In early June, we released a new web extension for Red Hat OpenShift Dev Spaces called Try in Dev Spaces. Version 1.0 of the extension is available for Chromium-based browsers (Google Chrome, Microsoft Edge, Brave, Opera, etc.), Safari, and Firefox.
You can download the web extension from these marketplaces:
How to use the Try in Dev Spaces web extension
Are you new to OpenShift Dev Spaces? Try it for free in the Developer Sandbox for Red Hat OpenShift.
This extension provides a Dev Spaces button in the GitHub project page that creates and opens a new workspace with the GitHub project on an OpenShift Dev Spaces installation (Figure 1). OpenShift Dev Spaces is a platform for creating reproducible, container-based cloud development environments (or workspaces) for your Git projects on Red Hat OpenShift. In a workspace, you can code, build, test, and deploy your application within an OpenShift cluster.
By default the web extension opens the GitHub project on the free OpenShift Dev Spaces instance accessible on the Developer Sandbox for Red Hat OpenShift. However, additional Dev Spaces instances (or upstream Eclipse Che instances) for creating workspaces can also be configured. Configuring different Dev Spaces instances is done in the extension’s options page. The Dev Spaces button provides a dropdown menu, allowing you to select which OpenShift Dev Spaces installation you want to create the workspace.
Figure 2 shows a quick demo of the extension in action. In the demo, we add a new Dev Spaces instance in the extension’s options, and start a new workspace on the newly added instance with the new Dev Spaces button on GitHub.
How does the Dev Spaces button work?
If you have worked with OpenShift Dev Spaces (or the upstream project Eclipse Che®) before, you may already know that you can create workspaces by constructing and accessing a custom URL.
The custom URL consists of at least two main parts. There can be more parts if you want to customize the workspace further with URL parameters.

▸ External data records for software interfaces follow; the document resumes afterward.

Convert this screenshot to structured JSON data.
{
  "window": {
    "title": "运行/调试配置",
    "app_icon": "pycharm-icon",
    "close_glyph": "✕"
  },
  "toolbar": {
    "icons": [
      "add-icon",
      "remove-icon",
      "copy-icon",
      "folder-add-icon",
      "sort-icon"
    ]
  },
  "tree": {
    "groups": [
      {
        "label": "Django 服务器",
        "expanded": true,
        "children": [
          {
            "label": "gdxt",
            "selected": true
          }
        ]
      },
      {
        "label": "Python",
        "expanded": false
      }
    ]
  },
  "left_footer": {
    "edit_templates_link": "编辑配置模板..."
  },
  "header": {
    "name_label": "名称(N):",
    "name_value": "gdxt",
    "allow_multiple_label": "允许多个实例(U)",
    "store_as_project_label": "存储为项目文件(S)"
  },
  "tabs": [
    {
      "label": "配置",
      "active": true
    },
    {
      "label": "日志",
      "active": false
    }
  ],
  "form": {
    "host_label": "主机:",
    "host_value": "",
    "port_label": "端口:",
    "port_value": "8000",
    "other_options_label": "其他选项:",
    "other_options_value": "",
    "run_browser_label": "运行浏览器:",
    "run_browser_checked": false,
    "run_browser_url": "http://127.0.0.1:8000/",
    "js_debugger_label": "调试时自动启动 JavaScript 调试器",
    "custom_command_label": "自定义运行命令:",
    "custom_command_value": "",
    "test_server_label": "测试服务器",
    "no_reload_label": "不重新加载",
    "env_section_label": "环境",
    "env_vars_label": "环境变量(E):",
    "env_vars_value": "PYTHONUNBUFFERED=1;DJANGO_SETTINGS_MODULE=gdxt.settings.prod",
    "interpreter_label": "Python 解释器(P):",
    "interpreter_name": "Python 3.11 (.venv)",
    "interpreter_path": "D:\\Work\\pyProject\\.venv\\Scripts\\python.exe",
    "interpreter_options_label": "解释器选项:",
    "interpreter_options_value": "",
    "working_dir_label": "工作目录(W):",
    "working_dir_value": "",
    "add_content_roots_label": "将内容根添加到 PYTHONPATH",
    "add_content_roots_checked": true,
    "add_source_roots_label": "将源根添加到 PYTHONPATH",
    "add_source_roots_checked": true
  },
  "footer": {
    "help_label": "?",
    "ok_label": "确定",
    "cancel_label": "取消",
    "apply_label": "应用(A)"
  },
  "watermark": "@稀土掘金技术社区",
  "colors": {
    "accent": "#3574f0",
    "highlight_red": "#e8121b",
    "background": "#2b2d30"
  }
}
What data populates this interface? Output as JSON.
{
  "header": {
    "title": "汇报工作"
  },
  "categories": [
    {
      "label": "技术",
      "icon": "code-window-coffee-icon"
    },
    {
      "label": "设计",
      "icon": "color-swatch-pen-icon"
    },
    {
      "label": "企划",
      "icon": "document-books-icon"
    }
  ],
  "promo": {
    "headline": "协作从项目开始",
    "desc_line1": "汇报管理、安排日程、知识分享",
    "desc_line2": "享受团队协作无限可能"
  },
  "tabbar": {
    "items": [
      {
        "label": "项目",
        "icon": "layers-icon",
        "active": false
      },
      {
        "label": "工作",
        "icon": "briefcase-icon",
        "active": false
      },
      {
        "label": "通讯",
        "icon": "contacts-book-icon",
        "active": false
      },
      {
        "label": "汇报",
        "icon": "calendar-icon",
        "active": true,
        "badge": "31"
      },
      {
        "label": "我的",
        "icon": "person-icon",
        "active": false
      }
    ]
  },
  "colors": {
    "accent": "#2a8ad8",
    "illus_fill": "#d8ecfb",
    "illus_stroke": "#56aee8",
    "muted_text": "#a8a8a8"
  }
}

Figure 3 displays a simple example of creating a new workspace with the
https://github.com/<user>/<repo> repository on the imaginary
https://devspaces.example.com Dev Spaces instance.
For a concrete example, try accessing
https://workspaces.openshift.com/#https://github.com/che-incubator/quarkus-api-example to create a new workspace on the Developer Sandbox for Red Hat OpenShift using the
https://github.com/che-incubator/quarkus-api-example GitHub project.
Clicking the Dev Spaces button is essentially just accessing a custom-made URL. As the customization options for the URL grows, creating the custom URL by hand can be more time-consuming. The button is there for convenience, constructing URLs so you don’t have to.
Installing the web extension on an air-gapped environment
You can download the web extension’s source code from the GitHub repository, build and sideload it into your browser.
To build the extension, run the following on a non-air-gapped machine:
$ git clone https://github.com/redhat-developer/try-in-dev-spaces-browser-extension/tree/v1.0.0
$ cd try-in-dev-spaces-browser-extension/
$ yarn build:prod # build the extension for Chromium based browsers
$ yarn build:prod-sf # build the extension for Safari and Firefox
You can find the built extension for Chromium-based browsers in
dist/chromium and the extension built for Safari and Firefox in
dist/safari-firefox. Copy the built extension to the air-gapped machine and sideload the extension to the web browser by following the browser-specific steps from this document.
Upcoming plans for Try in Dev Spaces
We plan to expand the extension's functionality by adding support for Azure DevOps Services, GitLab, and BitBucket in a future release. Additionally, we will make it easier to configure the created workspace using URL parameters (e.g., automatically setting up Git remotes when starting a workspace from a forked repository). If you have a question, please create an issue in the GitHub repository. We welcome your feedback.Last updated: November 8, 2023